Persisting in Prayer

One insect that has constantly baffled me has been the mosquito. As it flies through the air, the rotation speed of its wings as they flap, produces a high pitched, and highly irritating sound! Now, those from tropical Africa, or those who love outdoor camping, could relate to this sound. Based on the pitch of the sound, you could gauge the distance between you and the insect, even before you see it. However, despite its nuisance, one key lesson we can glean from this tiny insect can be summed up by the word: Persistence. As long as a mosquito is still alive, and as long as it can sense warm blood near it, it is sure to be attracted to the body, come what may! One could try wad it off, or swap a hand to shoo it away; but all the mosquito does is to regroup and look for a new route to get back to you!
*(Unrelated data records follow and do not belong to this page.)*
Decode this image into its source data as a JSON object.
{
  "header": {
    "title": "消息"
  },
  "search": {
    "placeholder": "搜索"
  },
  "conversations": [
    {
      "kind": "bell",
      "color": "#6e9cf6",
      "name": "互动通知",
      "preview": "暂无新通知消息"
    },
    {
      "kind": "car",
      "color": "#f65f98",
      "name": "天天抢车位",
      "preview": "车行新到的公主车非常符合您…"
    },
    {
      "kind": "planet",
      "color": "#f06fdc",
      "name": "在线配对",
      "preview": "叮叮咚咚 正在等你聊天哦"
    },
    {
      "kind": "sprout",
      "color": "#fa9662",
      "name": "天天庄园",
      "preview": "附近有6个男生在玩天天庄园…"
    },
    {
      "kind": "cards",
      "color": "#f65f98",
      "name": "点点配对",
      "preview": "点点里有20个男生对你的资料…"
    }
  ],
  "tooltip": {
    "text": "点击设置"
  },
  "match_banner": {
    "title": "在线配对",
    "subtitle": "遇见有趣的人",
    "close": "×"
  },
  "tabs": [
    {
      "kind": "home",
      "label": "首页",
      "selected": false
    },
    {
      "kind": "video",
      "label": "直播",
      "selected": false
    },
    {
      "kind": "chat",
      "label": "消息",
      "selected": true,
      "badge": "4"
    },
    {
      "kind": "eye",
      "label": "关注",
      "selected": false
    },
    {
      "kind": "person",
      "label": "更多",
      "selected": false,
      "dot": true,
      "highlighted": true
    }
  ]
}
Now, this reminds me of the parable of the persistent widow, as Jesus narrated it to his disciples. “In a certain town there was a judge who neither feared God nor cared what people thought. And there was a widow in that town who kept coming to him with the plea, ‘Grant me justice against my adversary.’ “For some time he refused. But finally he said to himself, ‘Even though I don’t fear God or care what people think, yet because this widow keeps bothering me, I will see that she gets justice, so that she won’t eventually come and attack me!’” (Luke 18:2-5 NIV)

The widow kept coming with a singular plea. One can imagine what it took for her to sustain a process that was not yielding fruit. She kept coming; she did not give up; she was committed to her course – no matter the cost! Can this be said of us? Do we have singular focus in our pursuit of the Master? And her plea was one – that she may have justice against her adversary. The widow must have faced an injustice that aggrieved her to the extent that she felt the judge was her only hope. The judge would give her an audience, weigh this matter, and grant her justice. Are there circumstances that we are facing that we can only bring before our Heavenly Judge? Are we facing adversaries that overwhelm us, circumstances that we need to present as cases before the Lord?
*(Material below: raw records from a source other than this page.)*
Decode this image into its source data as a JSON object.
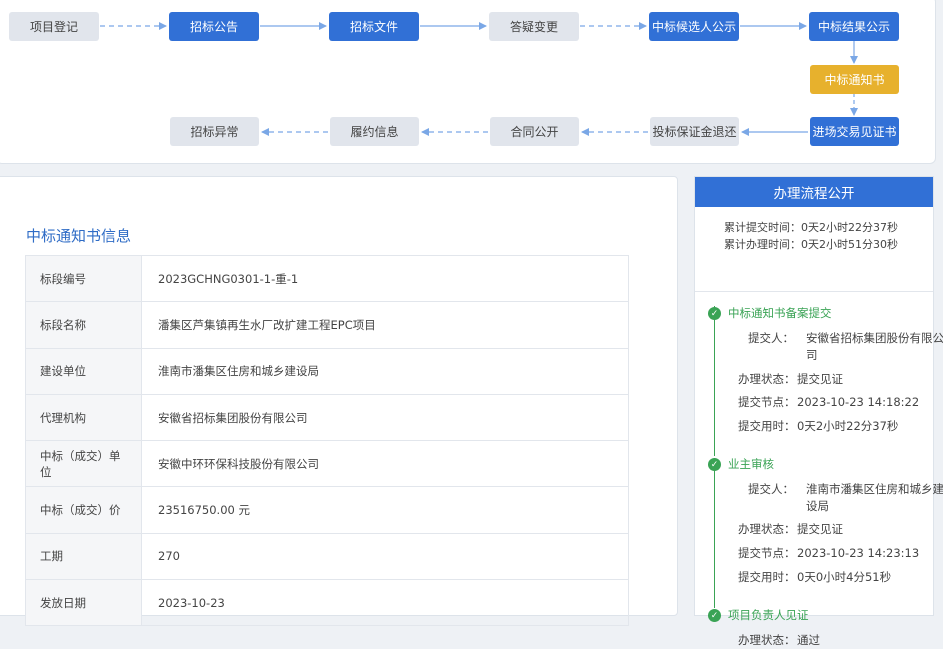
{
  "flow": {
    "nodes": [
      {
        "label": "项目登记"
      },
      {
        "label": "招标公告"
      },
      {
        "label": "招标文件"
      },
      {
        "label": "答疑变更"
      },
      {
        "label": "中标候选人公示"
      },
      {
        "label": "中标结果公示"
      },
      {
        "label": "中标通知书"
      },
      {
        "label": "进场交易见证书"
      },
      {
        "label": "投标保证金退还"
      },
      {
        "label": "合同公开"
      },
      {
        "label": "履约信息"
      },
      {
        "label": "招标异常"
      }
    ]
  },
  "info": {
    "title": "中标通知书信息",
    "rows": [
      {
        "key": "标段编号",
        "value": "2023GCHNG0301-1-重-1"
      },
      {
        "key": "标段名称",
        "value": "潘集区芦集镇再生水厂改扩建工程EPC项目"
      },
      {
        "key": "建设单位",
        "value": "淮南市潘集区住房和城乡建设局"
      },
      {
        "key": "代理机构",
        "value": "安徽省招标集团股份有限公司"
      },
      {
        "key": "中标（成交）单位",
        "value": "安徽中环环保科技股份有限公司"
      },
      {
        "key": "中标（成交）价",
        "value": "23516750.00 元"
      },
      {
        "key": "工期",
        "value": "270"
      },
      {
        "key": "发放日期",
        "value": "2023-10-23"
      }
    ]
  },
  "process": {
    "title": "办理流程公开",
    "total_submit": "累计提交时间：0天2小时22分37秒",
    "total_handle": "累计办理时间：0天2小时51分30秒",
    "steps": [
      {
        "title": "中标通知书备案提交",
        "submitter_label": "提交人：",
        "submitter": "安徽省招标集团股份有限公司",
        "status_label": "办理状态：",
        "status": "提交见证",
        "node_label": "提交节点：",
        "node": "2023-10-23 14:18:22",
        "time_label": "提交用时：",
        "time": "0天2小时22分37秒"
      },
      {
        "title": "业主审核",
        "submitter_label": "提交人：",
        "submitter": "淮南市潘集区住房和城乡建设局",
        "status_label": "办理状态：",
        "status": "提交见证",
        "node_label": "提交节点：",
        "node": "2023-10-23 14:23:13",
        "time_label": "提交用时：",
        "time": "0天0小时4分51秒"
      },
      {
        "title": "项目负责人见证",
        "status_label": "办理状态：",
        "status": "通过"
      }
    ]
  },
  "colors": {
    "primary": "#3170d6",
    "highlight": "#e7b12d",
    "success": "#3aa355",
    "node_grey": "#e1e5ec"
  }
}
The judge, on the other hand, refused her plea for some time; however, he reached his breaking point because of her persistence. He said the widow was bothering him; or as a few other versions put it, she was “driving him crazy” (NLT), “pestering him” (Berean), “troubling him” (NKJV), “wearing him out” (GNT), and “plaguing him” (YLT). It was her incessant pursuit that made him remark, “I will see that she gets justice”! The weight and burden of this adversary had shifted from the widow to the judge. It was now the sole focus of the judge to ensure that this matter is settled, so that he too may get peace!

It is to this, that Jesus gave a wonderful conclusion: “Listen to what the unjust judge says. And will not God bring about justice for his chosen ones, who cry out to him day and night? Will he keep putting them off? I tell you, he will see that they get justice, and quickly. However, when the Son of Man comes, will he find faith on the earth?” (Luke 18:6-8 NIV)

The Praying Woman and Her Family

Scripture has a number of women whose faith brought tangible results. One of the biblical star women is the Canaanite woman mentioned in Matthew 15:21-28. She was restless and desperate to get her demon possessed daughter healed by Jesus. Just like the Canaanite woman, we need to be persistent in prayer for God’s intervention in the difficult situations of our families.

Though she was not an Israelite, the Canaanite woman understood that divine help for her demon possessed daughter could only come from Jesus Christ. When she cried to Jesus at first, he did not answer. As if that was not enough, the apostles suggested that Jesus sends her away for she had been crying after them. To make matters worse, Jesus says that he was only sent to the lost sheep of Israel and since she was Canaanite, she was disqualified from the benefits thereof.

Adding insult to injury, Jesus said that bread is for the children of Israel. Her answer to Jesus is a display of big faith – “ Yes, it is Lord. Even the dogs eat the crumbs that fall from their master’s table”. At that point, Jesus acknowledged her great faith and her daughter was healed instantly. She had all reasons to give up but she didn’t. Her persistence yielded good fruit.